Committee chair, Cllr Anthony Rowlands, explained that the committee had set up a working group to look into the issue and FPNs were seen as potentially, “another weapon in what is an ill-stocked armoury”.

Councils have been given the power to issue FPNs to fly tippers and the committee wanted the cabinet to look at applying the law as it stood, he explained.

Cllr Rowlands went on: “Fly-tipping is a growing problem that spoils the landscape and also costs the council £40,000 a year to clear up.

“We looked at this issue in September and after further work the committee has made a series of recommendations that we want to see pursued.

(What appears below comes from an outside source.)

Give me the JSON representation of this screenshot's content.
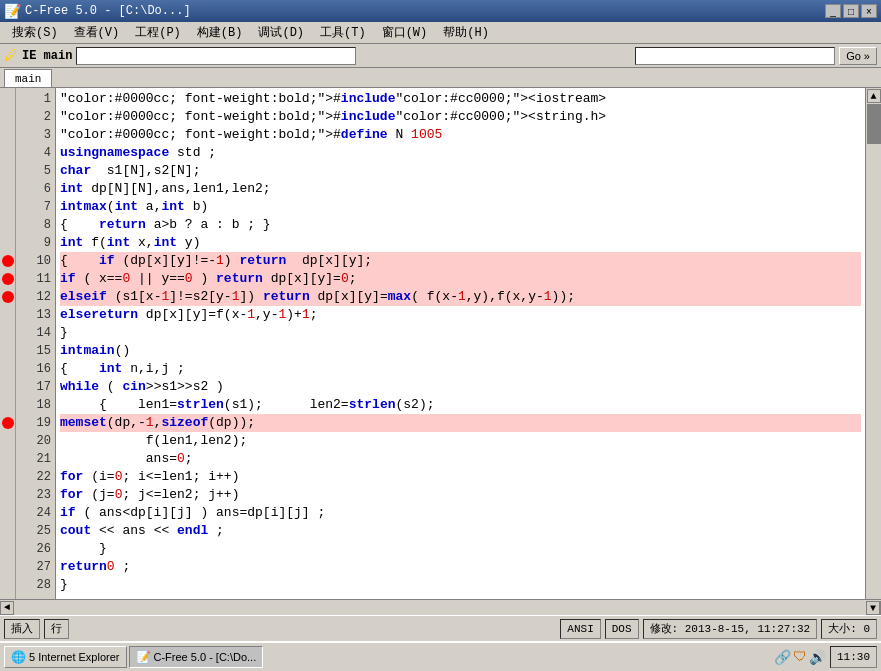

He went on: “Fixed Penalty Notices would be a major change and the committee felt we need such a new and forceful tool to deter people from illegally dumping rubbish.

“We also want to investigate whether the reduced hours at recycling centres has contributed to the problem. We will ask the county council for help in doing this.”

In addition, the committee also wanted more work with the police and greater efforts to raise awareness among residents of their responsibilities, Cllr Rowlands added.